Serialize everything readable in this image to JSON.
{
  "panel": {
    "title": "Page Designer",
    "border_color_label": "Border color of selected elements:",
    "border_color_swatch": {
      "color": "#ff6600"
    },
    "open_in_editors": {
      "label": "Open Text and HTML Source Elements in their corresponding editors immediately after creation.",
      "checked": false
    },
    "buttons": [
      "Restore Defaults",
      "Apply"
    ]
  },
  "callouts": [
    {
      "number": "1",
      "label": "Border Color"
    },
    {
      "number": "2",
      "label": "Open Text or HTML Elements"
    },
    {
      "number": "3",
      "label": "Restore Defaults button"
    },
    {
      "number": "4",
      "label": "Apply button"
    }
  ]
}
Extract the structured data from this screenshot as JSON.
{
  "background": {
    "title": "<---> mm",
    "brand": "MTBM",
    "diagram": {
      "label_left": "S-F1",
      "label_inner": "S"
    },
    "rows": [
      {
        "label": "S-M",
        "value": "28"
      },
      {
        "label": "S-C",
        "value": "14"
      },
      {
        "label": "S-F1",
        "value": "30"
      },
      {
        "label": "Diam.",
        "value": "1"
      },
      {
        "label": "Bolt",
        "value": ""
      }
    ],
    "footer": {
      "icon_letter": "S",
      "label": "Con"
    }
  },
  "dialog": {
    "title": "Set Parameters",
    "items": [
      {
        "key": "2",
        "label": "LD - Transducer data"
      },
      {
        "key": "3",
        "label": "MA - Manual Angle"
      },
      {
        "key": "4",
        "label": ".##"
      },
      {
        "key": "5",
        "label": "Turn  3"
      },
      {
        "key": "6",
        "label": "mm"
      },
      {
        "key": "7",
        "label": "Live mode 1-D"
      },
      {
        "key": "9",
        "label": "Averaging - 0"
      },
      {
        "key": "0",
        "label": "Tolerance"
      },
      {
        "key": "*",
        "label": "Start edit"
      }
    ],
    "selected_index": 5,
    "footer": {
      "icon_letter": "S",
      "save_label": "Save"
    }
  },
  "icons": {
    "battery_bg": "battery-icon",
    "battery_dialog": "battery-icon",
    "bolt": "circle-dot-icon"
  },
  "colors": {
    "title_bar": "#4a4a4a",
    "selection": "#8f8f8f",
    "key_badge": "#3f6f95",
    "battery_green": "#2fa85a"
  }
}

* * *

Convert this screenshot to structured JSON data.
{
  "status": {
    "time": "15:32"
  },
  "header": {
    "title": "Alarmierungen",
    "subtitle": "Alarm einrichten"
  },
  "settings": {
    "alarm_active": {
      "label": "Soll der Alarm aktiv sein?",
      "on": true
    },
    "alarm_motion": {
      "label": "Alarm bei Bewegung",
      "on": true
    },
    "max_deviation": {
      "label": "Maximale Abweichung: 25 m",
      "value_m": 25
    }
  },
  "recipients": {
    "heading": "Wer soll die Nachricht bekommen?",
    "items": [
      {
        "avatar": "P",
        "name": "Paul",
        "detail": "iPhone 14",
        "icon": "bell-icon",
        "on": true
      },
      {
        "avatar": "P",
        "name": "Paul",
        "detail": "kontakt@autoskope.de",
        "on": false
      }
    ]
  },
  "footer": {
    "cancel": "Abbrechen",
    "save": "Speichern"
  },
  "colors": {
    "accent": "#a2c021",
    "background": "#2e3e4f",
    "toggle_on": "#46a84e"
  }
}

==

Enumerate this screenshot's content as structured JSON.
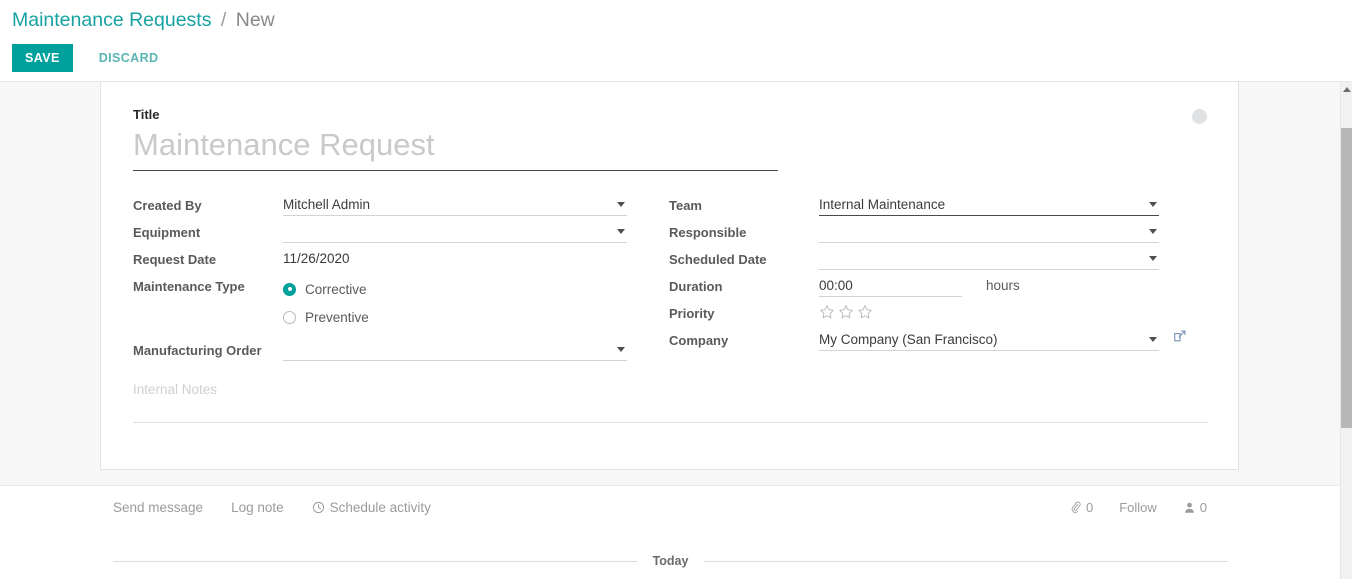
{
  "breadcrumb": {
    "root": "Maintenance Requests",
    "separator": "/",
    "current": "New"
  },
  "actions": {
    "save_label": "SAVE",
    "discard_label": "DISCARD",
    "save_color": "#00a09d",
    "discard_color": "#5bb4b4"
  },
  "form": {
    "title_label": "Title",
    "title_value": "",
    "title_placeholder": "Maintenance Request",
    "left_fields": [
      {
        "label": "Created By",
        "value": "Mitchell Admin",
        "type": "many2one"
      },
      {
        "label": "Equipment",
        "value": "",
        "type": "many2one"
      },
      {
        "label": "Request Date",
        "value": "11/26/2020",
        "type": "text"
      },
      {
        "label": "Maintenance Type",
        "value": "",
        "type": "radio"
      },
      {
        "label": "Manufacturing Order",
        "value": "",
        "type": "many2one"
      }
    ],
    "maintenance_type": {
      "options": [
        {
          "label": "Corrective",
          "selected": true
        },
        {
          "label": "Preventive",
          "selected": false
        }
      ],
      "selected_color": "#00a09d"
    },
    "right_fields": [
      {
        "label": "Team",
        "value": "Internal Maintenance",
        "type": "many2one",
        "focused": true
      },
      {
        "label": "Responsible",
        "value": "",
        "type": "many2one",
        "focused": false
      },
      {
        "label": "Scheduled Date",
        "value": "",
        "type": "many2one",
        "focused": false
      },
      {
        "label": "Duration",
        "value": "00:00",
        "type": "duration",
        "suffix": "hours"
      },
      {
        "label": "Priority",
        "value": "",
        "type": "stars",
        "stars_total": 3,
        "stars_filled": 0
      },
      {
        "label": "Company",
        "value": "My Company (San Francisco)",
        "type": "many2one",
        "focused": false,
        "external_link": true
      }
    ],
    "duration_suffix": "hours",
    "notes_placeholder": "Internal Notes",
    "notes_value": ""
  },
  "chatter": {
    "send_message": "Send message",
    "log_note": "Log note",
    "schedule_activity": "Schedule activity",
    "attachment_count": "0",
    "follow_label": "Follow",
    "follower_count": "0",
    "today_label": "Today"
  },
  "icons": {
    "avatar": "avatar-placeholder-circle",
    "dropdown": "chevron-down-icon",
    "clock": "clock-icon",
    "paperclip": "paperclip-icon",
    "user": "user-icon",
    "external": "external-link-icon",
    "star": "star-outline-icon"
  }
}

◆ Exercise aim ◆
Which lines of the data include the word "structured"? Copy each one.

◆ Completed task ◆
Extract the structured data from this screenshot as JSON.
Convert this screenshot to structured JSON data.
Enumerate this screenshot's content as structured JSON.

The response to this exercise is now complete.